►

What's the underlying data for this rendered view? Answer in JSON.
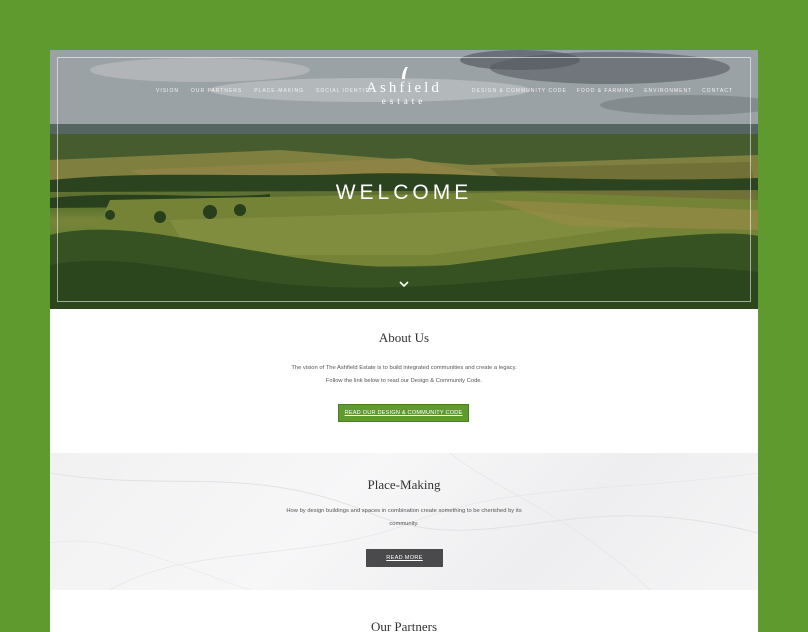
{
  "header": {
    "logo_name": "Ashfield",
    "logo_sub": "estate",
    "nav_left": [
      "VISION",
      "OUR PARTNERS",
      "PLACE-MAKING",
      "SOCIAL IDENTITY"
    ],
    "nav_right": [
      "DESIGN & COMMUNITY CODE",
      "FOOD & FARMING",
      "ENVIRONMENT",
      "CONTACT"
    ]
  },
  "hero": {
    "title": "WELCOME",
    "scroll_icon": "chevron-down-icon"
  },
  "about": {
    "heading": "About Us",
    "body": "The vision of The Ashfield Estate is to build integrated communities and create a legacy. Follow the link below to read our Design & Community Code.",
    "button": "READ OUR DESIGN & COMMUNITY CODE"
  },
  "place_making": {
    "heading": "Place-Making",
    "body": "How by design buildings and spaces in combination create something to be cherished by its community.",
    "button": "READ MORE"
  },
  "partners": {
    "heading": "Our Partners"
  },
  "colors": {
    "background_green": "#5f9a2e",
    "button_green": "#5f9a2e",
    "button_dark": "#4a4a4c"
  }
}
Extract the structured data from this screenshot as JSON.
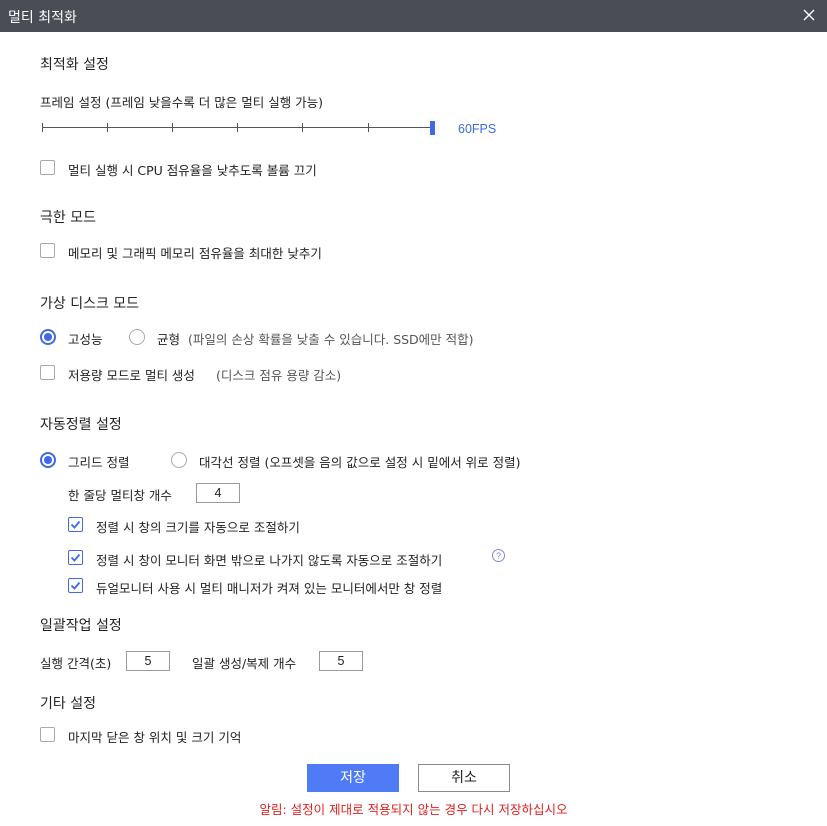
{
  "window": {
    "title": "멀티 최적화",
    "close_icon": "close-icon"
  },
  "optimize": {
    "heading": "최적화 설정",
    "frame_label": "프레임 설정 (프레임 낮을수록 더 많은 멀티 실행 가능)",
    "fps_value": "60FPS",
    "fps_level": 1.0,
    "mute_label": "멀티 실행 시 CPU 점유율을 낮추도록 볼륨 끄기",
    "mute_checked": false
  },
  "extreme": {
    "heading": "극한 모드",
    "memory_label": "메모리 및 그래픽 메모리 점유율을 최대한 낮추기",
    "memory_checked": false
  },
  "vdisk": {
    "heading": "가상 디스크 모드",
    "high_perf_label": "고성능",
    "balanced_label": "균형",
    "balanced_note": "(파일의 손상 확률을 낮출 수 있습니다. SSD에만 적합)",
    "selected": "고성능",
    "low_capacity_label": "저용량 모드로 멀티 생성",
    "low_capacity_note": "(디스크 점유 용량 감소)",
    "low_capacity_checked": false
  },
  "arrange": {
    "heading": "자동정렬 설정",
    "grid_label": "그리드 정렬",
    "diagonal_label": "대각선 정렬 (오프셋을 음의 값으로 설정 시 밑에서 위로 정렬)",
    "selected": "그리드 정렬",
    "per_row_label": "한 줄당 멀티창 개수",
    "per_row_value": "4",
    "opt_resize_label": "정렬 시 창의 크기를 자동으로 조절하기",
    "opt_offscreen_label": "정렬 시 창이 모니터 화면 밖으로 나가지 않도록 자동으로 조절하기",
    "opt_dual_label": "듀얼모니터 사용 시 멀티 매니저가 켜져 있는 모니터에서만 창 정렬",
    "help_glyph": "?"
  },
  "batch": {
    "heading": "일괄작업 설정",
    "interval_label": "실행 간격(초)",
    "interval_value": "5",
    "count_label": "일괄 생성/복제 개수",
    "count_value": "5"
  },
  "misc": {
    "heading": "기타 설정",
    "remember_label": "마지막 닫은 창 위치 및 크기 기억",
    "remember_checked": false
  },
  "footer": {
    "save_label": "저장",
    "cancel_label": "취소",
    "warning": "알림: 설정이 제대로 적용되지 않는 경우 다시 저장하십시오"
  },
  "colors": {
    "accent": "#3f69e8",
    "titlebar": "#4a4d55",
    "warning": "#e02020"
  }
}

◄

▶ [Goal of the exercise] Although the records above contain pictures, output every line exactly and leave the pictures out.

▶ [Completed exercise]
What's the underlying data for this rendered view? Answer in JSON.
{
  "header": {
    "logo_name": "Ashfield",
    "logo_sub": "estate",
    "nav_left": [
      "VISION",
      "OUR PARTNERS",
      "PLACE-MAKING",
      "SOCIAL IDENTITY"
    ],
    "nav_right": [
      "DESIGN & COMMUNITY CODE",
      "FOOD & FARMING",
      "ENVIRONMENT",
      "CONTACT"
    ]
  },
  "hero": {
    "title": "WELCOME",
    "scroll_icon": "chevron-down-icon"
  },
  "about": {
    "heading": "About Us",
    "body": "The vision of The Ashfield Estate is to build integrated communities and create a legacy. Follow the link below to read our Design & Community Code.",
    "button": "READ OUR DESIGN & COMMUNITY CODE"
  },
  "place_making": {
    "heading": "Place-Making",
    "body": "How by design buildings and spaces in combination create something to be cherished by its community.",
    "button": "READ MORE"
  },
  "partners": {
    "heading": "Our Partners"
  },
  "colors": {
    "background_green": "#5f9a2e",
    "button_green": "#5f9a2e",
    "button_dark": "#4a4a4c"
  }
}
Extract the structured data from this screenshot as JSON.
{
  "window": {
    "title": "멀티 최적화",
    "close_icon": "close-icon"
  },
  "optimize": {
    "heading": "최적화 설정",
    "frame_label": "프레임 설정 (프레임 낮을수록 더 많은 멀티 실행 가능)",
    "fps_value": "60FPS",
    "fps_level": 1.0,
    "mute_label": "멀티 실행 시 CPU 점유율을 낮추도록 볼륨 끄기",
    "mute_checked": false
  },
  "extreme": {
    "heading": "극한 모드",
    "memory_label": "메모리 및 그래픽 메모리 점유율을 최대한 낮추기",
    "memory_checked": false
  },
  "vdisk": {
    "heading": "가상 디스크 모드",
    "high_perf_label": "고성능",
    "balanced_label": "균형",
    "balanced_note": "(파일의 손상 확률을 낮출 수 있습니다. SSD에만 적합)",
    "selected": "고성능",
    "low_capacity_label": "저용량 모드로 멀티 생성",
    "low_capacity_note": "(디스크 점유 용량 감소)",
    "low_capacity_checked": false
  },
  "arrange": {
    "heading": "자동정렬 설정",
    "grid_label": "그리드 정렬",
    "diagonal_label": "대각선 정렬 (오프셋을 음의 값으로 설정 시 밑에서 위로 정렬)",
    "selected": "그리드 정렬",
    "per_row_label": "한 줄당 멀티창 개수",
    "per_row_value": "4",
    "opt_resize_label": "정렬 시 창의 크기를 자동으로 조절하기",
    "opt_offscreen_label": "정렬 시 창이 모니터 화면 밖으로 나가지 않도록 자동으로 조절하기",
    "opt_dual_label": "듀얼모니터 사용 시 멀티 매니저가 켜져 있는 모니터에서만 창 정렬",
    "help_glyph": "?"
  },
  "batch": {
    "heading": "일괄작업 설정",
    "interval_label": "실행 간격(초)",
    "interval_value": "5",
    "count_label": "일괄 생성/복제 개수",
    "count_value": "5"
  },
  "misc": {
    "heading": "기타 설정",
    "remember_label": "마지막 닫은 창 위치 및 크기 기억",
    "remember_checked": false
  },
  "footer": {
    "save_label": "저장",
    "cancel_label": "취소",
    "warning": "알림: 설정이 제대로 적용되지 않는 경우 다시 저장하십시오"
  },
  "colors": {
    "accent": "#3f69e8",
    "titlebar": "#4a4d55",
    "warning": "#e02020"
  }
}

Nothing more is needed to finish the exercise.